(Data extracted from a collection)
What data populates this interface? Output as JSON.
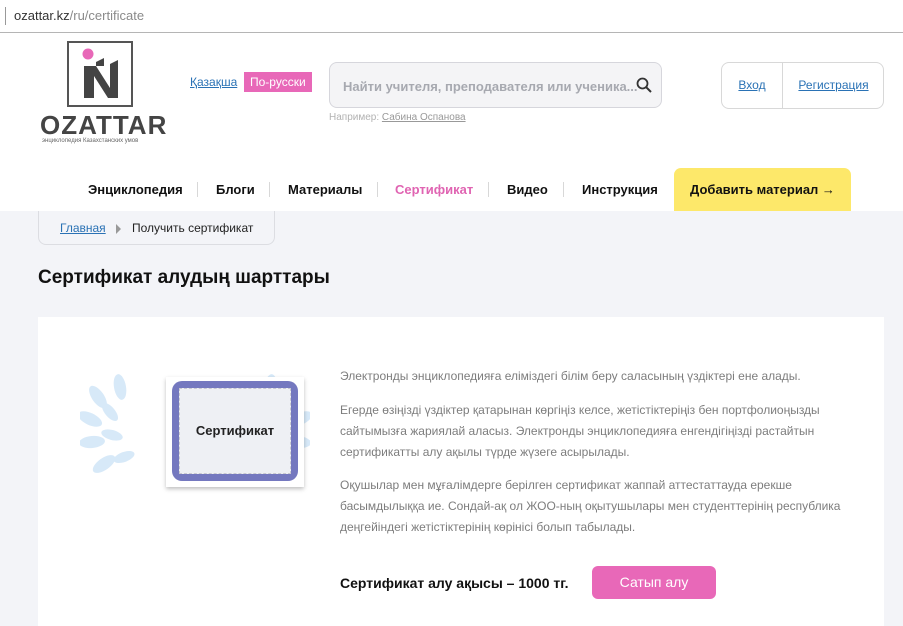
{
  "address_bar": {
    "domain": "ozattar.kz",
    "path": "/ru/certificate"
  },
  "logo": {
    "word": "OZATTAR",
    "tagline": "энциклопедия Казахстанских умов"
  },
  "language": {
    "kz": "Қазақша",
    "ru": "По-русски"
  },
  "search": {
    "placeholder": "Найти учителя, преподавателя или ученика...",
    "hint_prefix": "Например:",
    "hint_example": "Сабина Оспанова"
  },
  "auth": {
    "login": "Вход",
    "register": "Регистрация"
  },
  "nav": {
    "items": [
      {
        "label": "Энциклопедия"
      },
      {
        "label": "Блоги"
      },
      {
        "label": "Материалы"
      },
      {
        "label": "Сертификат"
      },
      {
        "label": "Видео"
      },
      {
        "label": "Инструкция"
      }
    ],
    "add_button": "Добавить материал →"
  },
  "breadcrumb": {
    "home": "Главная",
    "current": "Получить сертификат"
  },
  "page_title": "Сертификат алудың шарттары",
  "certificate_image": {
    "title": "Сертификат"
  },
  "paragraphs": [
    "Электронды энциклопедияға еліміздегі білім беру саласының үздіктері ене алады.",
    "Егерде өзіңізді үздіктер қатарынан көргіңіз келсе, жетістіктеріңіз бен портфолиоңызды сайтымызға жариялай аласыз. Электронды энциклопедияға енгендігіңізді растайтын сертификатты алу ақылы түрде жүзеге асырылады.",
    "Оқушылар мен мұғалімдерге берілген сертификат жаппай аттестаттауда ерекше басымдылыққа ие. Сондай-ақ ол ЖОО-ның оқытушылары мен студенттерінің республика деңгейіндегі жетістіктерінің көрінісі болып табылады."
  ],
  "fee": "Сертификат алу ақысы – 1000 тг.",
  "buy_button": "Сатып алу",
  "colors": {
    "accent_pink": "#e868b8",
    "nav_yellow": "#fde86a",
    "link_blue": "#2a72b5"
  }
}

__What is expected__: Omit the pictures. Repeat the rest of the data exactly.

__Response below__:
What data populates this interface? Output as JSON.
{
  "address_bar": {
    "domain": "ozattar.kz",
    "path": "/ru/certificate"
  },
  "logo": {
    "word": "OZATTAR",
    "tagline": "энциклопедия Казахстанских умов"
  },
  "language": {
    "kz": "Қазақша",
    "ru": "По-русски"
  },
  "search": {
    "placeholder": "Найти учителя, преподавателя или ученика...",
    "hint_prefix": "Например:",
    "hint_example": "Сабина Оспанова"
  },
  "auth": {
    "login": "Вход",
    "register": "Регистрация"
  },
  "nav": {
    "items": [
      {
        "label": "Энциклопедия"
      },
      {
        "label": "Блоги"
      },
      {
        "label": "Материалы"
      },
      {
        "label": "Сертификат"
      },
      {
        "label": "Видео"
      },
      {
        "label": "Инструкция"
      }
    ],
    "add_button": "Добавить материал →"
  },
  "breadcrumb": {
    "home": "Главная",
    "current": "Получить сертификат"
  },
  "page_title": "Сертификат алудың шарттары",
  "certificate_image": {
    "title": "Сертификат"
  },
  "paragraphs": [
    "Электронды энциклопедияға еліміздегі білім беру саласының үздіктері ене алады.",
    "Егерде өзіңізді үздіктер қатарынан көргіңіз келсе, жетістіктеріңіз бен портфолиоңызды сайтымызға жариялай аласыз. Электронды энциклопедияға енгендігіңізді растайтын сертификатты алу ақылы түрде жүзеге асырылады.",
    "Оқушылар мен мұғалімдерге берілген сертификат жаппай аттестаттауда ерекше басымдылыққа ие. Сондай-ақ ол ЖОО-ның оқытушылары мен студенттерінің республика деңгейіндегі жетістіктерінің көрінісі болып табылады."
  ],
  "fee": "Сертификат алу ақысы – 1000 тг.",
  "buy_button": "Сатып алу",
  "colors": {
    "accent_pink": "#e868b8",
    "nav_yellow": "#fde86a",
    "link_blue": "#2a72b5"
  }
}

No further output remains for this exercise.